### Work to be completed
Only a number is wanted: how many lines of the entries include the string "this"?
Start of Material provided
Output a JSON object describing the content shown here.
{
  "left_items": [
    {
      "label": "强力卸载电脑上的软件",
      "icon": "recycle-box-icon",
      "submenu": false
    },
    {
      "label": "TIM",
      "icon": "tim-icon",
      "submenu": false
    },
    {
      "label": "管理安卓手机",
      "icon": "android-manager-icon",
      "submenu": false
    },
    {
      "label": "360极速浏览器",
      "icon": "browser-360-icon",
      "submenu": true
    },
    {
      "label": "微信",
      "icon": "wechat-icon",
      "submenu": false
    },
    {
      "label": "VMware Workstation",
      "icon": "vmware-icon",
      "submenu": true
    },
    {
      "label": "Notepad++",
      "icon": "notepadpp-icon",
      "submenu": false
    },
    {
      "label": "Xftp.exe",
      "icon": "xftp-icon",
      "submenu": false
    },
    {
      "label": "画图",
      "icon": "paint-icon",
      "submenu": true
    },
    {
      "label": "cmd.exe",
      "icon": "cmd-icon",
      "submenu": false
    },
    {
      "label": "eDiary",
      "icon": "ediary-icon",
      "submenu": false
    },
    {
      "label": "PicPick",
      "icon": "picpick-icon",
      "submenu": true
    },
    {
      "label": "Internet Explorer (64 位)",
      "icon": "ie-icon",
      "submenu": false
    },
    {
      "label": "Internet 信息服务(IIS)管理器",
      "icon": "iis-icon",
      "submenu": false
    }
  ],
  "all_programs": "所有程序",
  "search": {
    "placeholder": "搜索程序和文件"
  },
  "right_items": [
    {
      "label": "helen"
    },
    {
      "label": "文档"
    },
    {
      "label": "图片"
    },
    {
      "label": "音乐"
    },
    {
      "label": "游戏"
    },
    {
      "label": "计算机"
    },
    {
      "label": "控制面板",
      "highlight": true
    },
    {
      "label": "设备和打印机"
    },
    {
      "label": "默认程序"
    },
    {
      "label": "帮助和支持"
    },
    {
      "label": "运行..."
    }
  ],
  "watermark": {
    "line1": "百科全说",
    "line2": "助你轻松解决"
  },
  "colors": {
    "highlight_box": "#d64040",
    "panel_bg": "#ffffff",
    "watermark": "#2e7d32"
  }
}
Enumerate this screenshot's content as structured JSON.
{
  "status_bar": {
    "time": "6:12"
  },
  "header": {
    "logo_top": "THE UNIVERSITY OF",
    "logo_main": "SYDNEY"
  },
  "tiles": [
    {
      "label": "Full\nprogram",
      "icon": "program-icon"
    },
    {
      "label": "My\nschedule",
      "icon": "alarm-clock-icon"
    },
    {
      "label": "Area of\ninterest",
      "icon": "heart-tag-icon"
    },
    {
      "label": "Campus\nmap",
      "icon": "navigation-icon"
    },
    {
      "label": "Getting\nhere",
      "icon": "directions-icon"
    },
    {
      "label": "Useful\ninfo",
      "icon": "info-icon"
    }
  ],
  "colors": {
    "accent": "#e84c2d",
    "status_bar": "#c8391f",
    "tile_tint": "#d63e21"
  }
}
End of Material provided
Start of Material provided
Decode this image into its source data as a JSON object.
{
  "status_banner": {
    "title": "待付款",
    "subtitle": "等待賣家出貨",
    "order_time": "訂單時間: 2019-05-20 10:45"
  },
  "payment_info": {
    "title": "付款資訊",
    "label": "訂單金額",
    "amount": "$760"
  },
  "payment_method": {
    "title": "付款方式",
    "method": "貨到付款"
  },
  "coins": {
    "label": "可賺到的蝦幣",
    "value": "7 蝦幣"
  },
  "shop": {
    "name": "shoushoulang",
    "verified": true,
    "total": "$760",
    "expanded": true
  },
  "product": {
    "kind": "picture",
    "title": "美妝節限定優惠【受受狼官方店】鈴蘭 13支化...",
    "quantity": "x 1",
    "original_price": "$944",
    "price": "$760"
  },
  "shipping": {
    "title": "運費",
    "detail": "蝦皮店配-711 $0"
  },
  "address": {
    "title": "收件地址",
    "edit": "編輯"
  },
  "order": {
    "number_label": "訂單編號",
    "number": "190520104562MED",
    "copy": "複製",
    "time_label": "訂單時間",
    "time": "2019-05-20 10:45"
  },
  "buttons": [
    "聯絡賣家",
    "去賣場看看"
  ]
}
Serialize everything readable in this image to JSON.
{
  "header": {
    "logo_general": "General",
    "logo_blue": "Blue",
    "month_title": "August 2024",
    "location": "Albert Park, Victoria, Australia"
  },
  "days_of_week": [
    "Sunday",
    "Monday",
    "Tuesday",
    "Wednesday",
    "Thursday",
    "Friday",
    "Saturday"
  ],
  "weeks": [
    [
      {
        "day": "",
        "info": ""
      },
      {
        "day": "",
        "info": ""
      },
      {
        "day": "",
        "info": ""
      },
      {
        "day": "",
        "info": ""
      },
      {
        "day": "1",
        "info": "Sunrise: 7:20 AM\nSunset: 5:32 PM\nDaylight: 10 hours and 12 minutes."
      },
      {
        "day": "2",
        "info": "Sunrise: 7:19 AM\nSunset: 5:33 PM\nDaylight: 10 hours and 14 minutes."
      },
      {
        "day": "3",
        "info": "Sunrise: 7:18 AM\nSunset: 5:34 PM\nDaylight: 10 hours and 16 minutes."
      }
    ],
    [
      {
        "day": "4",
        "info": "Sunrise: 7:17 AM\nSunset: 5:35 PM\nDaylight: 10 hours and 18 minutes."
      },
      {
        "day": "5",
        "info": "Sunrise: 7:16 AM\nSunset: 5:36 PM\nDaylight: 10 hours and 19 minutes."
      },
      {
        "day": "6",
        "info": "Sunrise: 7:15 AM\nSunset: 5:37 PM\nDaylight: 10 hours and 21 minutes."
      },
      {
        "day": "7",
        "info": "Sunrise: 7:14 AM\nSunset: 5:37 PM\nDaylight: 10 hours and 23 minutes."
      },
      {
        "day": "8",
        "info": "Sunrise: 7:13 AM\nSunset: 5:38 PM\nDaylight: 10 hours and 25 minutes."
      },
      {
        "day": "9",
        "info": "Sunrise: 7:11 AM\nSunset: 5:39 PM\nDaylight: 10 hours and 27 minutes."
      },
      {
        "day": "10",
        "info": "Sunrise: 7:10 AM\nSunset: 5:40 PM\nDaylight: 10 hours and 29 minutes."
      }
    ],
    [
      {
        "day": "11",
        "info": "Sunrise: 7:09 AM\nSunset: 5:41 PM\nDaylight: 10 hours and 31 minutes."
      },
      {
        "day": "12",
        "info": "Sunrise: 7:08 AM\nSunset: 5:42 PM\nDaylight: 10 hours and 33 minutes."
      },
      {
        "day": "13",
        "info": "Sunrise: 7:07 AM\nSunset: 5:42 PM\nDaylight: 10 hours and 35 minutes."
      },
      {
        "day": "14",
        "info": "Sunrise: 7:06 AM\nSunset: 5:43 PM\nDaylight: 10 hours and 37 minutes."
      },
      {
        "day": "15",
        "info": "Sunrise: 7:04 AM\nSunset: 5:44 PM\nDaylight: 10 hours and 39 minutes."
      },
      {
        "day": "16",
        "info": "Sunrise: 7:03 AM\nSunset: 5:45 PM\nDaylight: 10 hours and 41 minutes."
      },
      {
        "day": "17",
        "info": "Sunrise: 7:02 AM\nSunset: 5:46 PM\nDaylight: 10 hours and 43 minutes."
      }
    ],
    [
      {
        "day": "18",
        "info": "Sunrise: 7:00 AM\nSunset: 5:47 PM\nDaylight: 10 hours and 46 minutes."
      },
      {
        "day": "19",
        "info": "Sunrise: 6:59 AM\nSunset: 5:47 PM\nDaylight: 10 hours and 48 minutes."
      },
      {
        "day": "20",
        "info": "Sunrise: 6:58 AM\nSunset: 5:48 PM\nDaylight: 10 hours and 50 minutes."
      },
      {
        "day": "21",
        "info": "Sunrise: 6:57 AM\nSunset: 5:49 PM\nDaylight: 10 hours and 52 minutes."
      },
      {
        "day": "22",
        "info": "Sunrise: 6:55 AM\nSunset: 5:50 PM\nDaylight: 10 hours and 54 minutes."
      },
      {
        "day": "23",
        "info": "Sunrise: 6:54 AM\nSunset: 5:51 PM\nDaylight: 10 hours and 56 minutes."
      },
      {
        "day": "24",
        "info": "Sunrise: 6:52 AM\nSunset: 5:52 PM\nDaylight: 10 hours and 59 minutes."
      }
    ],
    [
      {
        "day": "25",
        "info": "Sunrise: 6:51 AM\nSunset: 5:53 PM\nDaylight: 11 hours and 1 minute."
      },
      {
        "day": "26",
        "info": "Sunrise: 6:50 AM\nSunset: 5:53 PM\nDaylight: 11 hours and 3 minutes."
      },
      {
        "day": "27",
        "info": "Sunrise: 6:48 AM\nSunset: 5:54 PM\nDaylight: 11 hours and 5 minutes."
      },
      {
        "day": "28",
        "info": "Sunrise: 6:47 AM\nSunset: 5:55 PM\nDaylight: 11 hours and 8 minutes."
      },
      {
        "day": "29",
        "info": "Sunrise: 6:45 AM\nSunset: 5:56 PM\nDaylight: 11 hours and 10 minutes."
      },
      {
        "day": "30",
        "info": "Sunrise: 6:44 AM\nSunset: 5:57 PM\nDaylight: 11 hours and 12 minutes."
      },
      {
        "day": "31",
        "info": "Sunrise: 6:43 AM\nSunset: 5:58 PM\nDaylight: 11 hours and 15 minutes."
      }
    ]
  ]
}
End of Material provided
### Response area
3